===== RECORDS
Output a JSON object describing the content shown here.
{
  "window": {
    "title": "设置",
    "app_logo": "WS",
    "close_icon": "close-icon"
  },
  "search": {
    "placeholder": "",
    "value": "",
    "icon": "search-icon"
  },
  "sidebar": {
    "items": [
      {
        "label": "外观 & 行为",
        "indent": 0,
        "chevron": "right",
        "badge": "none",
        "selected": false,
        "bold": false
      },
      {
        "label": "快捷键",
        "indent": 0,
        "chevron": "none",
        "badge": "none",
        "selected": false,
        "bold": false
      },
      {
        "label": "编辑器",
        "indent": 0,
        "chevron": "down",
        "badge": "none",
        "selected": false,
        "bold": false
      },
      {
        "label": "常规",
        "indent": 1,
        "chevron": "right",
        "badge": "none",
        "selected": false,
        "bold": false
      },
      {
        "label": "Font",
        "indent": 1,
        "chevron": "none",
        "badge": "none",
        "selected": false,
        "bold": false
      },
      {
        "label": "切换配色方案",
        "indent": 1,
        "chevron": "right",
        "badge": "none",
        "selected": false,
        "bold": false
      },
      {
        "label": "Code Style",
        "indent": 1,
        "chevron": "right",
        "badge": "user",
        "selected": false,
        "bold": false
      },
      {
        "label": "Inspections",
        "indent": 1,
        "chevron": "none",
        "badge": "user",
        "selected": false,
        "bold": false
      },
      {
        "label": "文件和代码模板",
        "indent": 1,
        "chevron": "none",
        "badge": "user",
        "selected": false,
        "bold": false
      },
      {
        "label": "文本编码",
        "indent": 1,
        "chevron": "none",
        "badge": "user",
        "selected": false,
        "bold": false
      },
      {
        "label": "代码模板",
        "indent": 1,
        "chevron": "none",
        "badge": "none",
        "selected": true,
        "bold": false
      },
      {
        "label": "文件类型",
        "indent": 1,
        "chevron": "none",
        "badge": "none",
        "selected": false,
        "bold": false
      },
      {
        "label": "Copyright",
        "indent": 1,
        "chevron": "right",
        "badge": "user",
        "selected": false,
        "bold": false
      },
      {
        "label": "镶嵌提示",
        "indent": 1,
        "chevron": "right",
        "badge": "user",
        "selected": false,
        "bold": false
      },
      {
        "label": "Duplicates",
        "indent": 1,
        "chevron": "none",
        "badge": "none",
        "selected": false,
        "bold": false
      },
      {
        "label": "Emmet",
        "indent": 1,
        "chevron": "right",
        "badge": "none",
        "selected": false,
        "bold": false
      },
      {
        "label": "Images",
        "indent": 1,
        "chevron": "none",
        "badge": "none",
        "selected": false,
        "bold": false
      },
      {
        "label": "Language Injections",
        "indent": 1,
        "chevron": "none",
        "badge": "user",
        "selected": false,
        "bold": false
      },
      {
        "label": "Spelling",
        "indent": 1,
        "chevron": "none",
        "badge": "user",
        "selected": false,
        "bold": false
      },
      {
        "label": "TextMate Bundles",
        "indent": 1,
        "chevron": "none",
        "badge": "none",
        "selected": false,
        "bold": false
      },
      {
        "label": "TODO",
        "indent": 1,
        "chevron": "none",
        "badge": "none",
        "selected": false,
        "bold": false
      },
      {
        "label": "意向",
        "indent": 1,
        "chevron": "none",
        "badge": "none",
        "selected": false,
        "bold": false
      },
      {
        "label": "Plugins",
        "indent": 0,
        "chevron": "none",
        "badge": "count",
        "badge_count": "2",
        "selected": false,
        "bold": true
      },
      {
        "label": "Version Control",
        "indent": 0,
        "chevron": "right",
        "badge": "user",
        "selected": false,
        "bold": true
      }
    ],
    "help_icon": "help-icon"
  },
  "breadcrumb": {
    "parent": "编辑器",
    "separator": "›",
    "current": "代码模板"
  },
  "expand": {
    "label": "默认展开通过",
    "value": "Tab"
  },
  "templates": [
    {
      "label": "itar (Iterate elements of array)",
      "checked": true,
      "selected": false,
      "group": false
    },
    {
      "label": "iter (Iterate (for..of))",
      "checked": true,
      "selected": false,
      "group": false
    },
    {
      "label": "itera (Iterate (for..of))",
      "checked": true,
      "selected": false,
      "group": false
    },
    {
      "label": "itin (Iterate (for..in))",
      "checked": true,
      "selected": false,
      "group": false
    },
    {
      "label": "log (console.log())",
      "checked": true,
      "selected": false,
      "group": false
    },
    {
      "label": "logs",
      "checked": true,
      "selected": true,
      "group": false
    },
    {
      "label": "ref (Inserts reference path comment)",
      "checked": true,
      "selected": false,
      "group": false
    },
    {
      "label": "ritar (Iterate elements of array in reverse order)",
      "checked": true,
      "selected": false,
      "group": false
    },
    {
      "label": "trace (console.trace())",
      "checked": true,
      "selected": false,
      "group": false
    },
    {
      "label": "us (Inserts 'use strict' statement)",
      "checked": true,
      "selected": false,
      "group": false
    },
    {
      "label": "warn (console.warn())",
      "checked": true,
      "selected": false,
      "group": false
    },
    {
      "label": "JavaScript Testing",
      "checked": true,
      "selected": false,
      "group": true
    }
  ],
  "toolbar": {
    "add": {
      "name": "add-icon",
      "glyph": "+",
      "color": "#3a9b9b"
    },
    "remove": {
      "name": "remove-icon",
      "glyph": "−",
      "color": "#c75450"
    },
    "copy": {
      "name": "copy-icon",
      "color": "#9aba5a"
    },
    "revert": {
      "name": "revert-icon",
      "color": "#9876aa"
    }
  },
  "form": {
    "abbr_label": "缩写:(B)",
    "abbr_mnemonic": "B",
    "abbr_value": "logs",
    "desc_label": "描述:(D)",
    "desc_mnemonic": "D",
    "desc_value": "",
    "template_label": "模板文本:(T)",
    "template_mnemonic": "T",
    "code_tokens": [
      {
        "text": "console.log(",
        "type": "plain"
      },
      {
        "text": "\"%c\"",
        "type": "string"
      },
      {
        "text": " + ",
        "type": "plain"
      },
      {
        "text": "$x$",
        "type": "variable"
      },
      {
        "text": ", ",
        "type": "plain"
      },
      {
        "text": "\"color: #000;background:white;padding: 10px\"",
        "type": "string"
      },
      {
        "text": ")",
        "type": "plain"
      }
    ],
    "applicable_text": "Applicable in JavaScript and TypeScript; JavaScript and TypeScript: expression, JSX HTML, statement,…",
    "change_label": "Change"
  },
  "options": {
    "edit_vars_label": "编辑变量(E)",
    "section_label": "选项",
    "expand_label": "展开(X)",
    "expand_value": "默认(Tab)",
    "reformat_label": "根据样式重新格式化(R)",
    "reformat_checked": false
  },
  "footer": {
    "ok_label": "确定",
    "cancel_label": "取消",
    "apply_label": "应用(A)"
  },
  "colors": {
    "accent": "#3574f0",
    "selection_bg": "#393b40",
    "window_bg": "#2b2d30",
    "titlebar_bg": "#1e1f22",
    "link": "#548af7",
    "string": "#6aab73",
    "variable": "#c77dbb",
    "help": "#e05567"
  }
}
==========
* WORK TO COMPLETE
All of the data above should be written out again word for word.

* ANSWER BELOW
Output a JSON object describing the content shown here.
{
  "window": {
    "title": "设置",
    "app_logo": "WS",
    "close_icon": "close-icon"
  },
  "search": {
    "placeholder": "",
    "value": "",
    "icon": "search-icon"
  },
  "sidebar": {
    "items": [
      {
        "label": "外观 & 行为",
        "indent": 0,
        "chevron": "right",
        "badge": "none",
        "selected": false,
        "bold": false
      },
      {
        "label": "快捷键",
        "indent": 0,
        "chevron": "none",
        "badge": "none",
        "selected": false,
        "bold": false
      },
      {
        "label": "编辑器",
        "indent": 0,
        "chevron": "down",
        "badge": "none",
        "selected": false,
        "bold": false
      },
      {
        "label": "常规",
        "indent": 1,
        "chevron": "right",
        "badge": "none",
        "selected": false,
        "bold": false
      },
      {
        "label": "Font",
        "indent": 1,
        "chevron": "none",
        "badge": "none",
        "selected": false,
        "bold": false
      },
      {
        "label": "切换配色方案",
        "indent": 1,
        "chevron": "right",
        "badge": "none",
        "selected": false,
        "bold": false
      },
      {
        "label": "Code Style",
        "indent": 1,
        "chevron": "right",
        "badge": "user",
        "selected": false,
        "bold": false
      },
      {
        "label": "Inspections",
        "indent": 1,
        "chevron": "none",
        "badge": "user",
        "selected": false,
        "bold": false
      },
      {
        "label": "文件和代码模板",
        "indent": 1,
        "chevron": "none",
        "badge": "user",
        "selected": false,
        "bold": false
      },
      {
        "label": "文本编码",
        "indent": 1,
        "chevron": "none",
        "badge": "user",
        "selected": false,
        "bold": false
      },
      {
        "label": "代码模板",
        "indent": 1,
        "chevron": "none",
        "badge": "none",
        "selected": true,
        "bold": false
      },
      {
        "label": "文件类型",
        "indent": 1,
        "chevron": "none",
        "badge": "none",
        "selected": false,
        "bold": false
      },
      {
        "label": "Copyright",
        "indent": 1,
        "chevron": "right",
        "badge": "user",
        "selected": false,
        "bold": false
      },
      {
        "label": "镶嵌提示",
        "indent": 1,
        "chevron": "right",
        "badge": "user",
        "selected": false,
        "bold": false
      },
      {
        "label": "Duplicates",
        "indent": 1,
        "chevron": "none",
        "badge": "none",
        "selected": false,
        "bold": false
      },
      {
        "label": "Emmet",
        "indent": 1,
        "chevron": "right",
        "badge": "none",
        "selected": false,
        "bold": false
      },
      {
        "label": "Images",
        "indent": 1,
        "chevron": "none",
        "badge": "none",
        "selected": false,
        "bold": false
      },
      {
        "label": "Language Injections",
        "indent": 1,
        "chevron": "none",
        "badge": "user",
        "selected": false,
        "bold": false
      },
      {
        "label": "Spelling",
        "indent": 1,
        "chevron": "none",
        "badge": "user",
        "selected": false,
        "bold": false
      },
      {
        "label": "TextMate Bundles",
        "indent": 1,
        "chevron": "none",
        "badge": "none",
        "selected": false,
        "bold": false
      },
      {
        "label": "TODO",
        "indent": 1,
        "chevron": "none",
        "badge": "none",
        "selected": false,
        "bold": false
      },
      {
        "label": "意向",
        "indent": 1,
        "chevron": "none",
        "badge": "none",
        "selected": false,
        "bold": false
      },
      {
        "label": "Plugins",
        "indent": 0,
        "chevron": "none",
        "badge": "count",
        "badge_count": "2",
        "selected": false,
        "bold": true
      },
      {
        "label": "Version Control",
        "indent": 0,
        "chevron": "right",
        "badge": "user",
        "selected": false,
        "bold": true
      }
    ],
    "help_icon": "help-icon"
  },
  "breadcrumb": {
    "parent": "编辑器",
    "separator": "›",
    "current": "代码模板"
  },
  "expand": {
    "label": "默认展开通过",
    "value": "Tab"
  },
  "templates": [
    {
      "label": "itar (Iterate elements of array)",
      "checked": true,
      "selected": false,
      "group": false
    },
    {
      "label": "iter (Iterate (for..of))",
      "checked": true,
      "selected": false,
      "group": false
    },
    {
      "label": "itera (Iterate (for..of))",
      "checked": true,
      "selected": false,
      "group": false
    },
    {
      "label": "itin (Iterate (for..in))",
      "checked": true,
      "selected": false,
      "group": false
    },
    {
      "label": "log (console.log())",
      "checked": true,
      "selected": false,
      "group": false
    },
    {
      "label": "logs",
      "checked": true,
      "selected": true,
      "group": false
    },
    {
      "label": "ref (Inserts reference path comment)",
      "checked": true,
      "selected": false,
      "group": false
    },
    {
      "label": "ritar (Iterate elements of array in reverse order)",
      "checked": true,
      "selected": false,
      "group": false
    },
    {
      "label": "trace (console.trace())",
      "checked": true,
      "selected": false,
      "group": false
    },
    {
      "label": "us (Inserts 'use strict' statement)",
      "checked": true,
      "selected": false,
      "group": false
    },
    {
      "label": "warn (console.warn())",
      "checked": true,
      "selected": false,
      "group": false
    },
    {
      "label": "JavaScript Testing",
      "checked": true,
      "selected": false,
      "group": true
    }
  ],
  "toolbar": {
    "add": {
      "name": "add-icon",
      "glyph": "+",
      "color": "#3a9b9b"
    },
    "remove": {
      "name": "remove-icon",
      "glyph": "−",
      "color": "#c75450"
    },
    "copy": {
      "name": "copy-icon",
      "color": "#9aba5a"
    },
    "revert": {
      "name": "revert-icon",
      "color": "#9876aa"
    }
  },
  "form": {
    "abbr_label": "缩写:(B)",
    "abbr_mnemonic": "B",
    "abbr_value": "logs",
    "desc_label": "描述:(D)",
    "desc_mnemonic": "D",
    "desc_value": "",
    "template_label": "模板文本:(T)",
    "template_mnemonic": "T",
    "code_tokens": [
      {
        "text": "console.log(",
        "type": "plain"
      },
      {
        "text": "\"%c\"",
        "type": "string"
      },
      {
        "text": " + ",
        "type": "plain"
      },
      {
        "text": "$x$",
        "type": "variable"
      },
      {
        "text": ", ",
        "type": "plain"
      },
      {
        "text": "\"color: #000;background:white;padding: 10px\"",
        "type": "string"
      },
      {
        "text": ")",
        "type": "plain"
      }
    ],
    "applicable_text": "Applicable in JavaScript and TypeScript; JavaScript and TypeScript: expression, JSX HTML, statement,…",
    "change_label": "Change"
  },
  "options": {
    "edit_vars_label": "编辑变量(E)",
    "section_label": "选项",
    "expand_label": "展开(X)",
    "expand_value": "默认(Tab)",
    "reformat_label": "根据样式重新格式化(R)",
    "reformat_checked": false
  },
  "footer": {
    "ok_label": "确定",
    "cancel_label": "取消",
    "apply_label": "应用(A)"
  },
  "colors": {
    "accent": "#3574f0",
    "selection_bg": "#393b40",
    "window_bg": "#2b2d30",
    "titlebar_bg": "#1e1f22",
    "link": "#548af7",
    "string": "#6aab73",
    "variable": "#c77dbb",
    "help": "#e05567"
  }
}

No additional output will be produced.